The issues that are on the table in this round of talks include some of the toughest yet to be encountered. The solutions reached may require U.S. and international support. At stake, for one, is the fate of the insurgents following the signing of an accord. FARC negotiators reiterated in the media this week their longstanding position that they would not negotiate only to land in jail at the end of the process. All of the FARC negotiators in Havana are subject to pending U.S. or other international extradition orders. There is understandable concern that they could be extradited to a U.S. jail, as were a dozen paramilitary leaders following their demobilization some years ago. Some observers believe that the U.S. might be able to give assurances that if a deal is reached on this point, it will be honored.
“If Aronson is capable of ensuring that those who have the capacity to promise that there will be no extraditions in his country do so, this hurdle will be overcome,” noted one analyst.
Another theme in the Havana talks is how to handle drug-trafficking charges and whether the U.S. will accept the framing of drug trafficking as a political crime. The FARC have asserted that narco-trafficking has helped to finance their insurgency, which, under Colombian law, could classify it as a crime related to rebellion. Santos has endorsed this position, but the Colombian public has found it hard to swallow, given the extensive nature of the crime. U.S. support for Santos’s position would allow FARC leaders to engage in politics in the future, and could help unblock this particular issue.

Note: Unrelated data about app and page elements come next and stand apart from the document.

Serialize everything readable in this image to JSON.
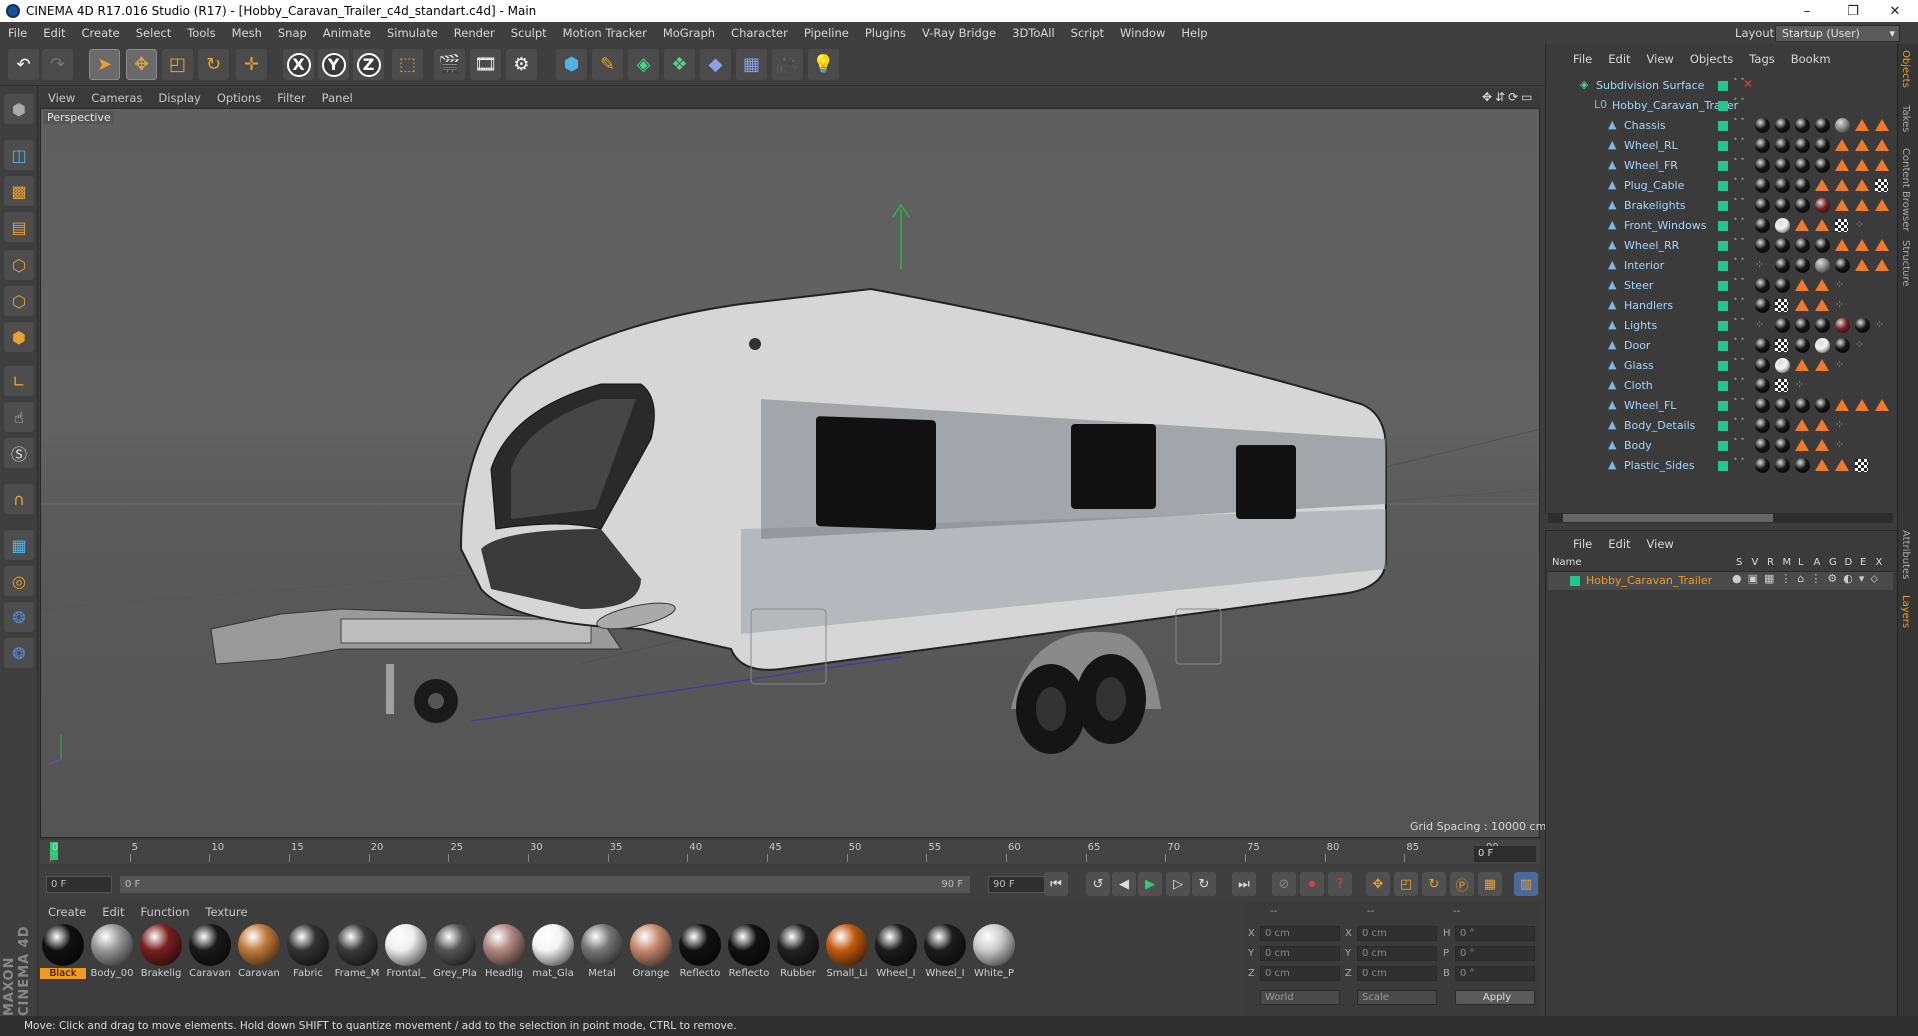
{
  "window": {
    "title": "CINEMA 4D R17.016 Studio (R17) - [Hobby_Caravan_Trailer_c4d_standart.c4d] - Main",
    "controls": [
      "–",
      "❐",
      "✕"
    ]
  },
  "menubar": [
    "File",
    "Edit",
    "Create",
    "Select",
    "Tools",
    "Mesh",
    "Snap",
    "Animate",
    "Simulate",
    "Render",
    "Sculpt",
    "Motion Tracker",
    "MoGraph",
    "Character",
    "Pipeline",
    "Plugins",
    "V-Ray Bridge",
    "3DToAll",
    "Script",
    "Window",
    "Help"
  ],
  "layout": {
    "label": "Layout:",
    "value": "Startup (User)"
  },
  "viewport": {
    "menu": [
      "View",
      "Cameras",
      "Display",
      "Options",
      "Filter",
      "Panel"
    ],
    "label": "Perspective",
    "grid_spacing": "Grid Spacing : 10000 cm"
  },
  "timeline": {
    "ticks": [
      "0",
      "5",
      "10",
      "15",
      "20",
      "25",
      "30",
      "35",
      "40",
      "45",
      "50",
      "55",
      "60",
      "65",
      "70",
      "75",
      "80",
      "85",
      "90"
    ],
    "current": "0 F",
    "start": "0 F",
    "range_start": "0 F",
    "range_end": "90 F",
    "end": "90 F"
  },
  "materials": {
    "menu": [
      "Create",
      "Edit",
      "Function",
      "Texture"
    ],
    "items": [
      {
        "name": "Black",
        "color": "#111"
      },
      {
        "name": "Body_00",
        "color": "#999"
      },
      {
        "name": "Brakelig",
        "color": "#7a2020"
      },
      {
        "name": "Caravan",
        "color": "#1a1a1a"
      },
      {
        "name": "Caravan",
        "color": "#c07a3a"
      },
      {
        "name": "Fabric",
        "color": "#333"
      },
      {
        "name": "Frame_M",
        "color": "#3a3a3a"
      },
      {
        "name": "Frontal_",
        "color": "#eee"
      },
      {
        "name": "Grey_Pla",
        "color": "#555"
      },
      {
        "name": "Headlig",
        "color": "#b08880"
      },
      {
        "name": "mat_Gla",
        "color": "#f4f4f4"
      },
      {
        "name": "Metal",
        "color": "#777"
      },
      {
        "name": "Orange",
        "color": "#c88a70"
      },
      {
        "name": "Reflecto",
        "color": "#111"
      },
      {
        "name": "Reflecto",
        "color": "#111"
      },
      {
        "name": "Rubber",
        "color": "#222"
      },
      {
        "name": "Small_Li",
        "color": "#c05a10"
      },
      {
        "name": "Wheel_I",
        "color": "#1c1c1c"
      },
      {
        "name": "Wheel_I",
        "color": "#1c1c1c"
      },
      {
        "name": "White_P",
        "color": "#ccc"
      }
    ]
  },
  "coords": {
    "headers": [
      "--",
      "--",
      "--"
    ],
    "rows": [
      {
        "a": "X",
        "av": "0 cm",
        "b": "X",
        "bv": "0 cm",
        "c": "H",
        "cv": "0 °"
      },
      {
        "a": "Y",
        "av": "0 cm",
        "b": "Y",
        "bv": "0 cm",
        "c": "P",
        "cv": "0 °"
      },
      {
        "a": "Z",
        "av": "0 cm",
        "b": "Z",
        "bv": "0 cm",
        "c": "B",
        "cv": "0 °"
      }
    ],
    "mode1": "World",
    "mode2": "Scale",
    "apply": "Apply"
  },
  "status": "Move: Click and drag to move elements. Hold down SHIFT to quantize movement / add to the selection in point mode, CTRL to remove.",
  "objects": {
    "menu": [
      "File",
      "Edit",
      "View",
      "Objects",
      "Tags",
      "Bookm"
    ],
    "items": [
      {
        "name": "Subdivision Surface",
        "indent": 0
      },
      {
        "name": "Hobby_Caravan_Trailer",
        "indent": 1
      },
      {
        "name": "Chassis",
        "indent": 2
      },
      {
        "name": "Wheel_RL",
        "indent": 2
      },
      {
        "name": "Wheel_FR",
        "indent": 2
      },
      {
        "name": "Plug_Cable",
        "indent": 2
      },
      {
        "name": "Brakelights",
        "indent": 2
      },
      {
        "name": "Front_Windows",
        "indent": 2
      },
      {
        "name": "Wheel_RR",
        "indent": 2
      },
      {
        "name": "Interior",
        "indent": 2
      },
      {
        "name": "Steer",
        "indent": 2
      },
      {
        "name": "Handlers",
        "indent": 2
      },
      {
        "name": "Lights",
        "indent": 2
      },
      {
        "name": "Door",
        "indent": 2
      },
      {
        "name": "Glass",
        "indent": 2
      },
      {
        "name": "Cloth",
        "indent": 2
      },
      {
        "name": "Wheel_FL",
        "indent": 2
      },
      {
        "name": "Body_Details",
        "indent": 2
      },
      {
        "name": "Body",
        "indent": 2
      },
      {
        "name": "Plastic_Sides",
        "indent": 2
      }
    ]
  },
  "layers": {
    "menu": [
      "File",
      "Edit",
      "View"
    ],
    "columns": [
      "Name",
      "S",
      "V",
      "R",
      "M",
      "L",
      "A",
      "G",
      "D",
      "E",
      "X"
    ],
    "row": "Hobby_Caravan_Trailer"
  },
  "right_tabs": [
    "Objects",
    "Takes",
    "Content Browser",
    "Structure",
    "Attributes",
    "Layers"
  ]
}
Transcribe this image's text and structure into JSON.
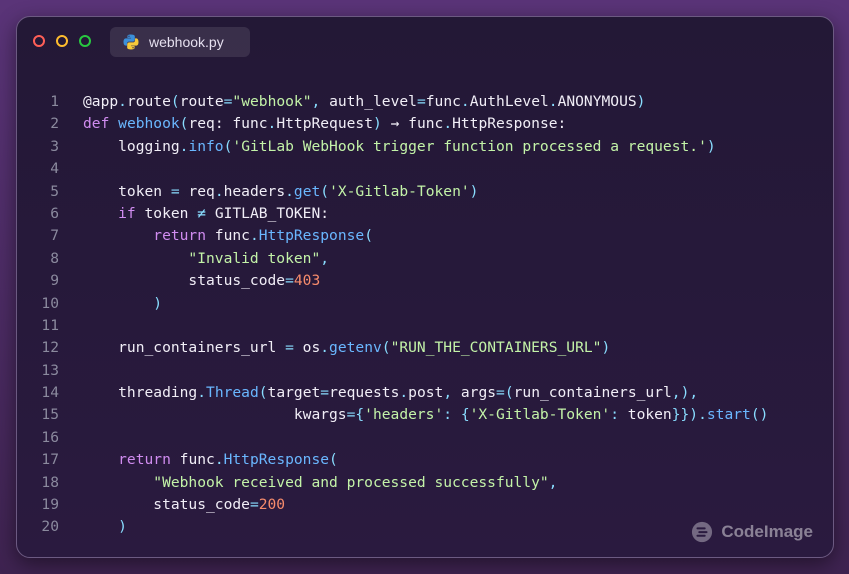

There is also the general issue of what the international community will accept in terms of transitional justice measures. This is the first peace process to be conducted in the shadow of strict regulations of the International Criminal Court that limit negotiators from offering general amnesties and require States to investigate, judge and sanction war crimes. The threat of ICC action in the aftermath of a peace agreement that is seen as not sufficiently punitive could help ensure that victims get their due. But finding a solution that will not cause the FARC to leave the peace talks is tricky.
In a Feb. 24 forum sponsored by the daily newspaper, El Tiempo, and the Universidad de El Rosario, lead negotiator Humberto de la Calle discussed the hurdle of public opinion. With some 80 percent of the Colombian population favoring jail terms for the FARC, on one side, and the FARC reiterating its longstanding position that they will not serve jail time, the challenges for finding a solution that will be acceptable to the Colombian public and the international community are vast. Groups like the International Crisis Group, and former President César Gaviria have offered a series of creative alternatives that are being debated on television, in academic forums and in the press.
Former United Nations Secretary General Kofi Annan is in Bogota today, speaking in support of the Colombian peace process at a forum on truth commissions, another pending issue for Colombia’s negotiators. The forum is sponsored by the Kofi Annan Foundation and the International Center for Transitional Justice. He is expected to travel to Havana to meet with the delegations in Cuba on Thursday, according to the Cuban Foreign Ministry. The presence of Annan and Aronson in Havana are likely to bolster the process in Havana and to help solidify a constituency for peace back in Colombia.
Virginia M. Bouvier is a senior advisor at USIP for Latin America programs, and editor of Colombia: Building Peace in a Time of War, recently released in Spanish. She blogs at vbouvier.wordpress.com.